Remembering that, I found myself eager to finish it. Not to see the look of devastation on my daughter’s face when (spoiler) Charlotte dies, but to watch how she processes it. To see what she makes of the transition from the sad death of Charlotte to the new birth of her children. As someone who thinks about death a little too often, I wanted to know how she’d handle the idea that Charlotte wouldn’t be around forever. Well, of course my daughter was determined to deny it flat out, arguing to me that of course Charlotte will come back by the end of the book, flipping ahead and pointing to the illustrations of Wilbur talking to spiders as proof. Well I would never turn down a chance to talk about mortality to my five-year old, so away we went.
And yet imagine my surprise when it’s Fern’s journey that ends up hitting me so profoundly. Fern has such a good time on the ferris wheel with ol’ Henry Fussy that she turns into a positive brat, whining to her parents for more money to spend with Henry and intentionally missing Wilbur’s big moment. If Charlotte’s death is a useful lesson for children, then Fern’s sudden transition from childhood into adolescence was written for the parent reading along. One one level, the message is the same: seasons change, nothing is forever, so treasure your relationships with others.
We’ve read a few bittersweet books recently. After reading The Giving Tree the other day my daughter said she loved it because it was a “happy and sad one”. That describes everything, it seems.
I stood next to my daughters as they rode in circles on a carousel. It was the ultimate forced move into helicopter parenting- I’m required to stand there in case my two year old gets thrown from a plaster panda bear, even though she’s four feet off the ground, affixed with a massive leather strap, and all on a contraption moving at the brisk pace of three miles per hour.
As we turned in circles and I searched the horizon for balance, I thought about taking a picture of them. We’d been on carousels before and the natural inclination these days is to snap a few shots to archive as digital proof- See! Your childhood was fun! We gave you magic for only three dollars a ticket! Show that to your therapist when she starts to blame us!
But then I remembered, I already have pictures of my daughters on a carousel, I’m sure of it. One of the girls at least. So do I really need another picture of a kid on a carousel? I mean, it’s not like they’re climbing Mt. Everest here. It’s a goddamn merry-go-round. Maybe if they were actually doing something impressive, like a magic show or a spot-on Christopher Walken impression, then I’d get out the camera. But they’re just sitting there, mildly enjoying themselves.
What would I do with a picture of my kids on a carousel? I could send it to my wife, but she knows what they look like on a carousel. I’m sure she’s taken a few of these pictures herself. She’d get the text message, she might smile, then she’d scroll on by, not even saving it to her phone.
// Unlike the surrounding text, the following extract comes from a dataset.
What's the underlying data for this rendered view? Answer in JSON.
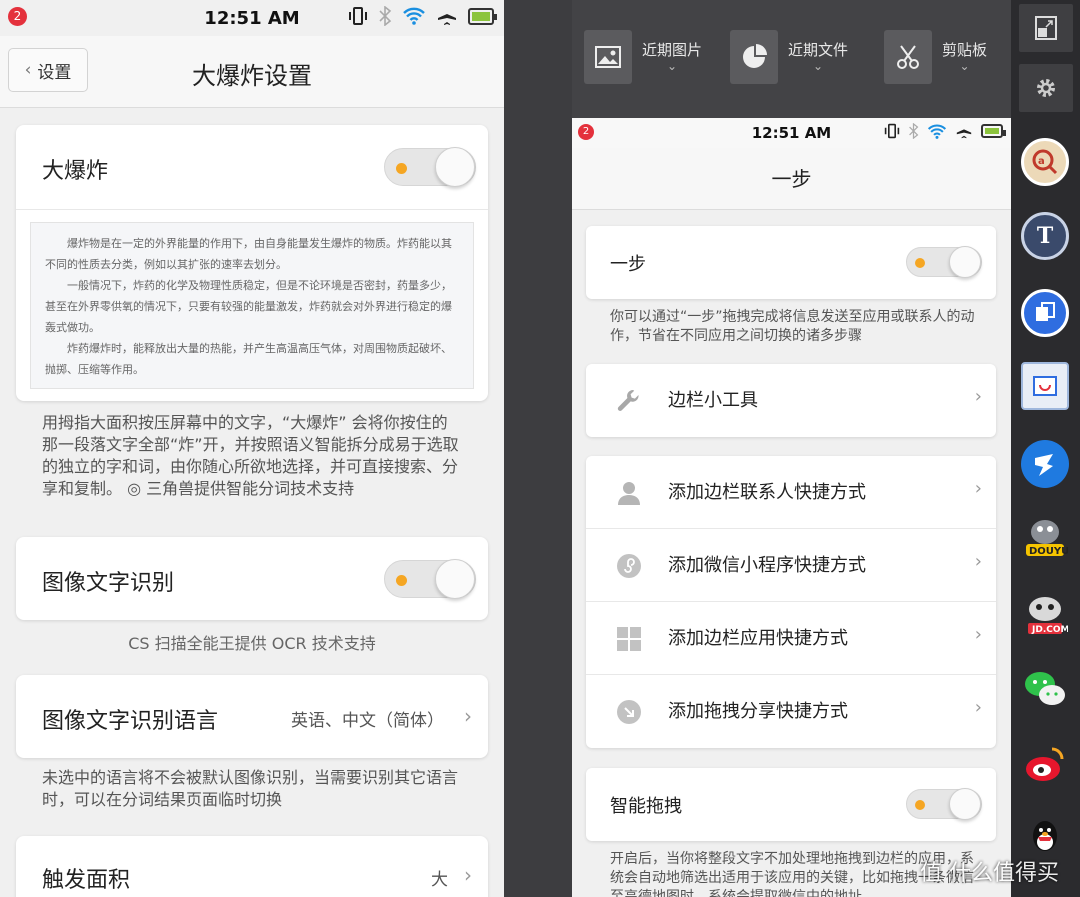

What about sharing it? I haven’t posted to instagram in months, so I’m not going to break that fast with this. Even if I could catch a truly authentic moment of happiness- hopefully with a little lens flare or golden hour glow, find just the right filter, a witty caption and ironic hashtag, etc- what would be my time investment here? One simple picture would turn into a series of jobs that may take my entire afternoon: photographer, photo editor, art director, copy editor, social media strategist. How long is this carousel ride anyway? Could I even look at a phone for more than a minute while spinning in circles? Just the thought of it makes me dizzy and overwhelmed.
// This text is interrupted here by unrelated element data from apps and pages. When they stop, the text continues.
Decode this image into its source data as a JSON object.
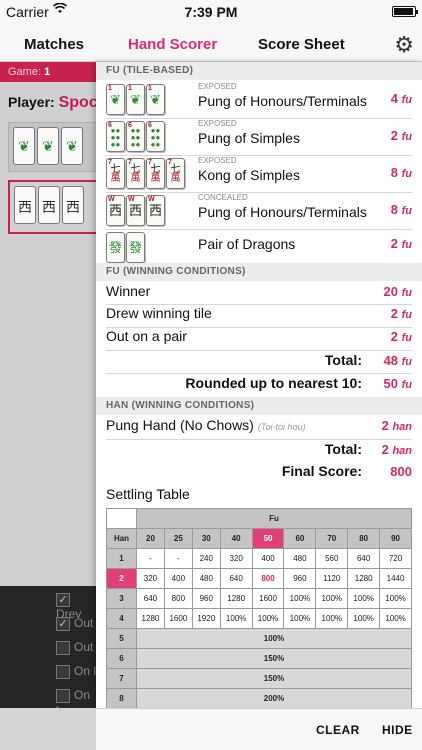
{
  "status_bar": {
    "carrier": "Carrier",
    "time": "7:39 PM"
  },
  "nav": {
    "tabs": [
      "Matches",
      "Hand Scorer",
      "Score Sheet"
    ],
    "active_tab": "Hand Scorer"
  },
  "background": {
    "game_label": "Game:",
    "game_number": "1",
    "player_label": "Player:",
    "player_name": "Spoc",
    "checkbox_labels": [
      "Drev",
      "Out",
      "Out",
      "On l",
      "On t"
    ]
  },
  "fu_tile": {
    "header": "FU (TILE-BASED)",
    "rows": [
      {
        "eyebrow": "EXPOSED",
        "title": "Pung of Honours/Terminals",
        "value": "4",
        "unit": "fu"
      },
      {
        "eyebrow": "EXPOSED",
        "title": "Pung of Simples",
        "value": "2",
        "unit": "fu"
      },
      {
        "eyebrow": "EXPOSED",
        "title": "Kong of Simples",
        "value": "8",
        "unit": "fu"
      },
      {
        "eyebrow": "CONCEALED",
        "title": "Pung of Honours/Terminals",
        "value": "8",
        "unit": "fu"
      },
      {
        "eyebrow": "",
        "title": "Pair of Dragons",
        "value": "2",
        "unit": "fu"
      }
    ]
  },
  "fu_win": {
    "header": "FU (WINNING CONDITIONS)",
    "rows": [
      {
        "title": "Winner",
        "value": "20",
        "unit": "fu"
      },
      {
        "title": "Drew winning tile",
        "value": "2",
        "unit": "fu"
      },
      {
        "title": "Out on a pair",
        "value": "2",
        "unit": "fu"
      }
    ],
    "total_label": "Total:",
    "total_value": "48",
    "total_unit": "fu",
    "rounded_label": "Rounded up to nearest 10:",
    "rounded_value": "50",
    "rounded_unit": "fu"
  },
  "han_win": {
    "header": "HAN (WINNING CONDITIONS)",
    "row": {
      "title": "Pung Hand (No Chows)",
      "alt": "(Toi-toi hou)",
      "value": "2",
      "unit": "han"
    },
    "total_label": "Total:",
    "total_value": "2",
    "total_unit": "han",
    "final_label": "Final Score:",
    "final_value": "800"
  },
  "settling": {
    "title": "Settling Table",
    "fu_header": "Fu",
    "han_header": "Han",
    "fu_values": [
      "20",
      "25",
      "30",
      "40",
      "50",
      "60",
      "70",
      "80",
      "90"
    ],
    "rows": [
      {
        "han": "1",
        "cells": [
          "-",
          "-",
          "240",
          "320",
          "400",
          "480",
          "560",
          "640",
          "720"
        ]
      },
      {
        "han": "2",
        "cells": [
          "320",
          "400",
          "480",
          "640",
          "800",
          "960",
          "1120",
          "1280",
          "1440"
        ]
      },
      {
        "han": "3",
        "cells": [
          "640",
          "800",
          "960",
          "1280",
          "1600",
          "100%",
          "100%",
          "100%",
          "100%"
        ]
      },
      {
        "han": "4",
        "cells": [
          "1280",
          "1600",
          "1920",
          "100%",
          "100%",
          "100%",
          "100%",
          "100%",
          "100%"
        ]
      }
    ],
    "wide_rows": [
      {
        "han": "5",
        "value": "100%"
      },
      {
        "han": "6",
        "value": "150%"
      },
      {
        "han": "7",
        "value": "150%"
      },
      {
        "han": "8",
        "value": "200%"
      }
    ],
    "highlight_fu": "50",
    "highlight_han": "2"
  },
  "toolbar": {
    "clear_label": "CLEAR",
    "hide_label": "HIDE"
  },
  "colors": {
    "accent": "#d4295f",
    "highlight": "#e23f79",
    "game_bar": "#c6244f"
  }
}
So I didn’t take a picture. I stood a few feet away, at the request of my 5-yr-old, who wanted the world to know how independent she was. I watched as they went up and down, as we all traveled in circles between a pretzel cart and an H&M. And I wondered if I’d finally reached peak photography, peak social media, peak sharing. If we’d all start to feel dizzy from spinning in circles, bobbing up and down, staring at our phones.